Raising Reno’s profile

For deLaveaga, the combination of financial incentives, low cost of living, and community support have paid off for their growing business. They have since sought to debut their products at high profile conferences in the Reno and Las Vegas areas.

“We launched a part of our software development product at the Consumer Electronics Show, and our overall mission is to enable companies to create connected, meaningful products,” deLaveaga said. “Internet of Things products are very interesting at this stage, and they are pervasive in nearly every industry.”

It took a bold decision to relocate from the West Coast – and a pushback against Reno’s stereotypical image – to get Breadware to its current state.

“The people we look to hire and entice out to Reno are very good at what they do, and they likely juggle options with West Coast businesses at the same time,” deLaveaga said. “What we aim to do is show them that Reno isn’t a rundown version of Las Vegas – it is a thriving, artsy, interesting place.”

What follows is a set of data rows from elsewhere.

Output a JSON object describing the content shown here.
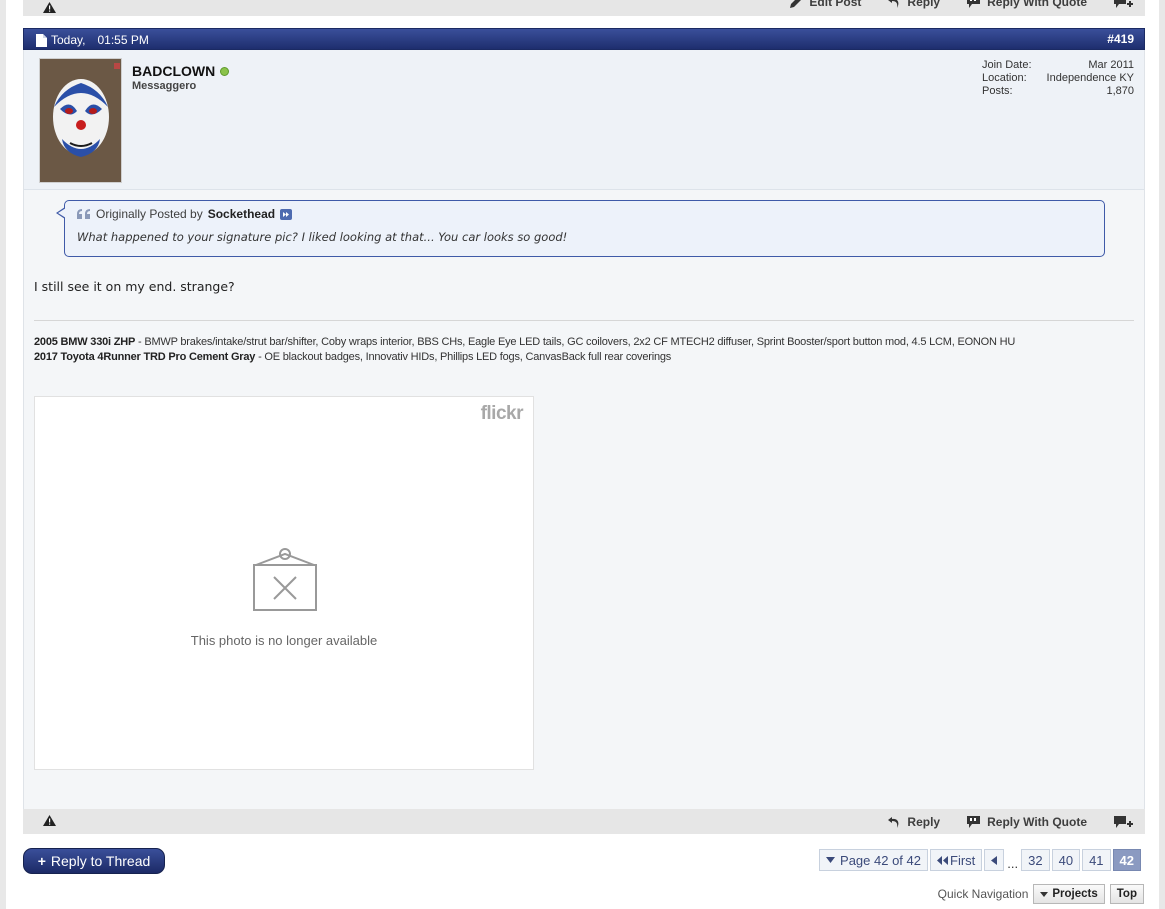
{
  "top_bar": {
    "edit_label": "Edit Post",
    "reply_label": "Reply",
    "reply_quote_label": "Reply With Quote"
  },
  "post": {
    "date": "Today,",
    "time": "01:55 PM",
    "number": "#419",
    "username": "BADCLOWN",
    "user_title": "Messaggero",
    "stats": [
      {
        "label": "Join Date:",
        "value": "Mar 2011"
      },
      {
        "label": "Location:",
        "value": "Independence KY"
      },
      {
        "label": "Posts:",
        "value": "1,870"
      }
    ],
    "quote": {
      "prefix": "Originally Posted by",
      "author": "Sockethead",
      "text": "What happened to your signature pic? I liked looking at that... You car looks so good!"
    },
    "message": "I still see it on my end. strange?",
    "signature": [
      {
        "title": "2005 BMW 330i ZHP",
        "details": " - BMWP brakes/intake/strut bar/shifter, Coby wraps interior, BBS CHs, Eagle Eye LED tails, GC coilovers, 2x2 CF MTECH2 diffuser, Sprint Booster/sport button mod, 4.5 LCM, EONON HU"
      },
      {
        "title": "2017 Toyota 4Runner TRD Pro Cement Gray",
        "details": " - OE blackout badges, Innovativ HIDs, Phillips LED fogs, CanvasBack full rear coverings"
      }
    ],
    "flickr": {
      "logo": "flickr",
      "message": "This photo is no longer available"
    }
  },
  "bottom_bar": {
    "reply_label": "Reply",
    "reply_quote_label": "Reply With Quote"
  },
  "reply_thread_label": "Reply to Thread",
  "reply_thread_plus": "+",
  "pagination": {
    "page_info": "Page 42 of 42",
    "first_label": "First",
    "ellipsis": "...",
    "pages": [
      "32",
      "40",
      "41"
    ],
    "current": "42"
  },
  "quick_nav": {
    "label": "Quick Navigation",
    "forum": "Projects",
    "top": "Top"
  }
}
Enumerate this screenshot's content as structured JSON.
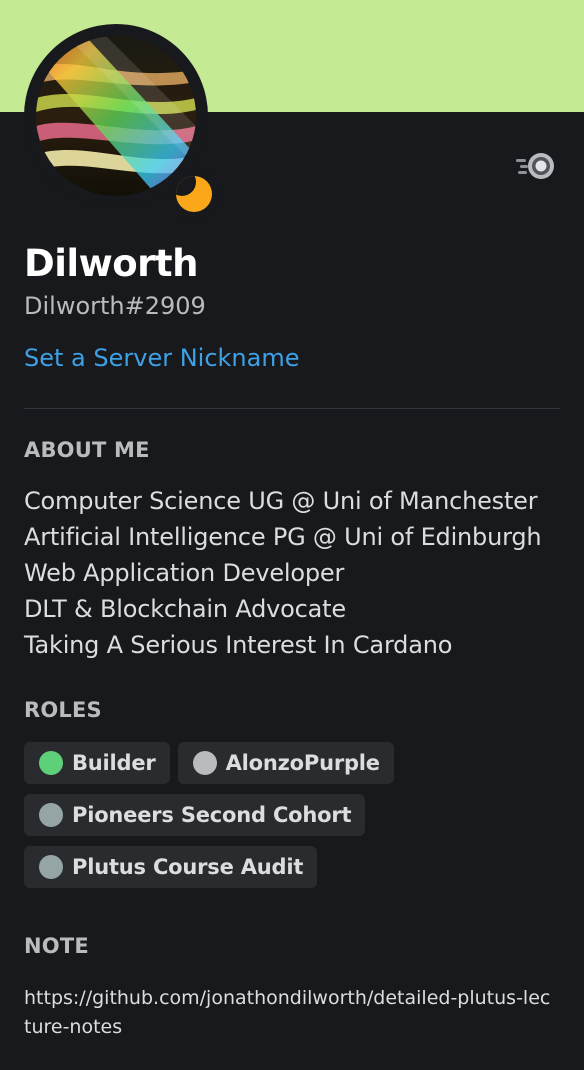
{
  "colors": {
    "banner": "#c4ea94",
    "background": "#18191c",
    "status_idle": "#faa81a",
    "link": "#3ea1e6"
  },
  "profile": {
    "display_name": "Dilworth",
    "tag": "Dilworth#2909",
    "nickname_link": "Set a Server Nickname",
    "status": "idle",
    "badge_icon": "nitro-boost-icon"
  },
  "about": {
    "title": "ABOUT ME",
    "lines": [
      "Computer Science UG @ Uni of Manchester",
      "Artificial Intelligence PG @ Uni of Edinburgh",
      "Web Application Developer",
      "DLT & Blockchain Advocate",
      "Taking A Serious Interest In Cardano"
    ]
  },
  "roles": {
    "title": "ROLES",
    "items": [
      {
        "name": "Builder",
        "color": "#5ed07a"
      },
      {
        "name": "AlonzoPurple",
        "color": "#b9bbbe"
      },
      {
        "name": "Pioneers Second Cohort",
        "color": "#95a5a6"
      },
      {
        "name": "Plutus Course Audit",
        "color": "#95a5a6"
      }
    ]
  },
  "note": {
    "title": "NOTE",
    "text": "https://github.com/jonathondilworth/detailed-plutus-lecture-notes"
  }
}
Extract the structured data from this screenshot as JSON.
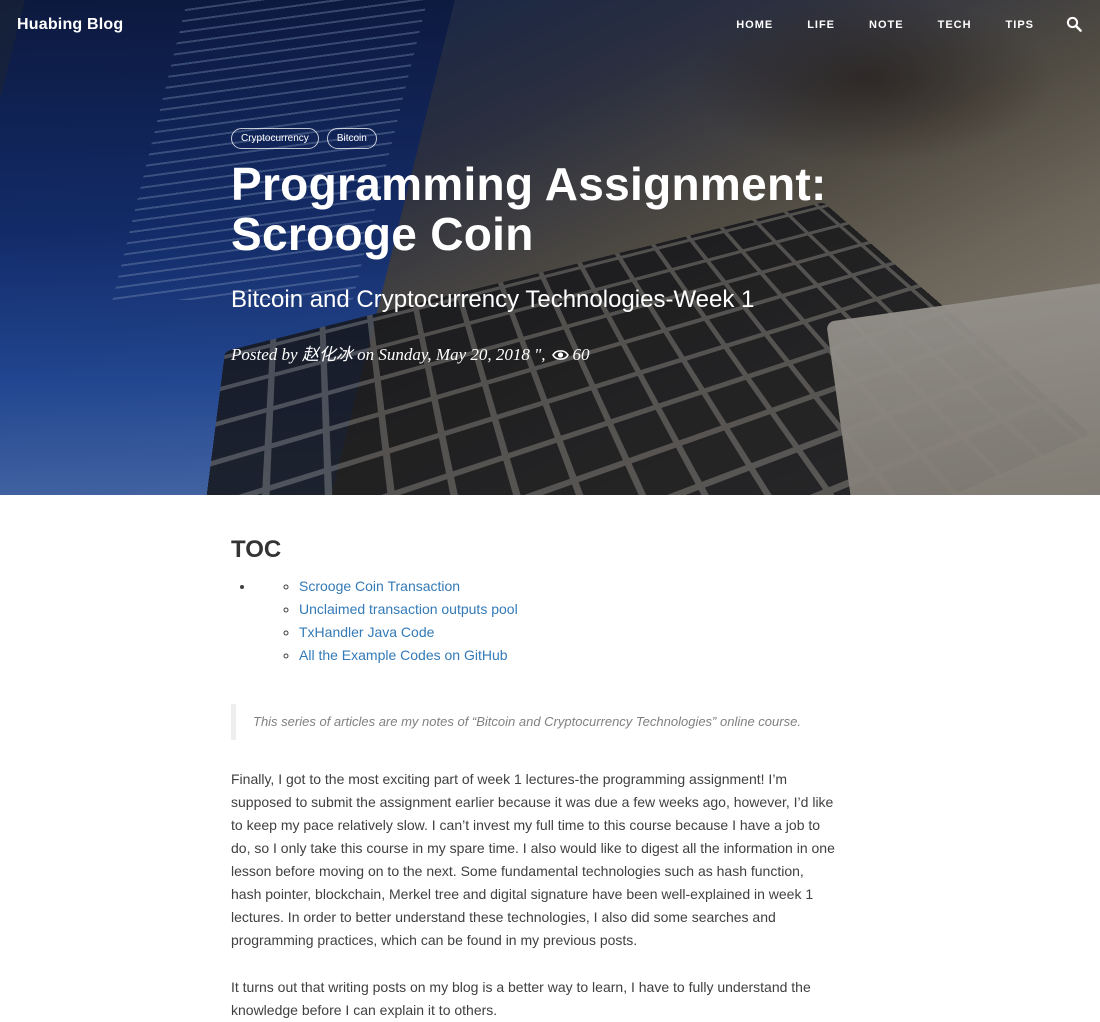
{
  "nav": {
    "brand": "Huabing Blog",
    "items": [
      "HOME",
      "LIFE",
      "NOTE",
      "TECH",
      "TIPS"
    ]
  },
  "post": {
    "tags": [
      "Cryptocurrency",
      "Bitcoin"
    ],
    "title": "Programming Assignment: Scrooge Coin",
    "subtitle": "Bitcoin and Cryptocurrency Technologies-Week 1",
    "meta_prefix": "Posted by ",
    "author": "赵化冰",
    "meta_date": " on Sunday, May 20, 2018 \",",
    "views": "60"
  },
  "toc": {
    "title": "TOC",
    "items": [
      "Scrooge Coin Transaction",
      "Unclaimed transaction outputs pool",
      "TxHandler Java Code",
      "All the Example Codes on GitHub"
    ]
  },
  "quote": "This series of articles are my notes of “Bitcoin and Cryptocurrency Technologies” online course.",
  "paragraphs": [
    "Finally, I got to the most exciting part of week 1 lectures-the programming assignment! I’m supposed to submit the assignment earlier because it was due a few weeks ago, however, I’d like to keep my pace relatively slow. I can’t invest my full time to this course because I have a job to do, so I only take this course in my spare time. I also would like to digest all the information in one lesson before moving on to the next. Some fundamental technologies such as hash function, hash pointer, blockchain, Merkel tree and digital signature have been well-explained in week 1 lectures. In order to better understand these technologies, I also did some searches and programming practices, which can be found in my previous posts.",
    "It turns out that writing posts on my blog is a better way to learn, I have to fully understand the knowledge before I can explain it to others."
  ],
  "colors": {
    "link": "#337ab7",
    "text": "#404040",
    "quote": "#808080"
  }
}
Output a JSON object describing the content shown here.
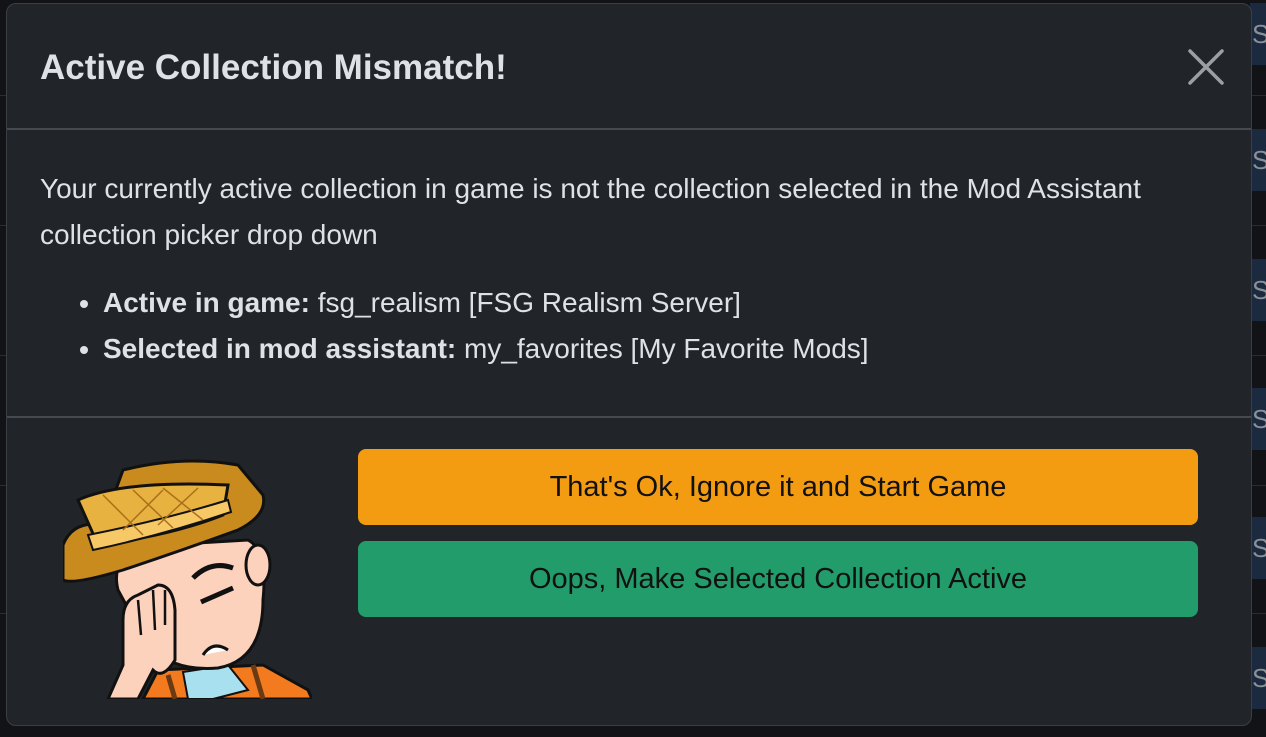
{
  "modal": {
    "title": "Active Collection Mismatch!",
    "message": "Your currently active collection in game is not the collection selected in the Mod Assistant collection picker drop down",
    "items": [
      {
        "label": "Active in game:",
        "value": "fsg_realism [FSG Realism Server]"
      },
      {
        "label": "Selected in mod assistant:",
        "value": "my_favorites [My Favorite Mods]"
      }
    ],
    "buttons": {
      "ignore": "That's Ok, Ignore it and Start Game",
      "make_active": "Oops, Make Selected Collection Active"
    }
  },
  "background": {
    "cell_text": "Sa"
  },
  "colors": {
    "ignore": "#f39c12",
    "make_active": "#229c6a",
    "modal_bg": "#212529"
  }
}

To do business in Reno, Breadware worked with the Economic Development Authority of Western Nevada (EDAWN). Many organizations work with EDAWN as they seek to expand in Reno. Now Doug Erwin, senior vice president of entrepreneurial development at EDAWN, has partnered with U.S. Bank for a seminar in September 2019 where he’ll share insights on the Reno market for tech organizations.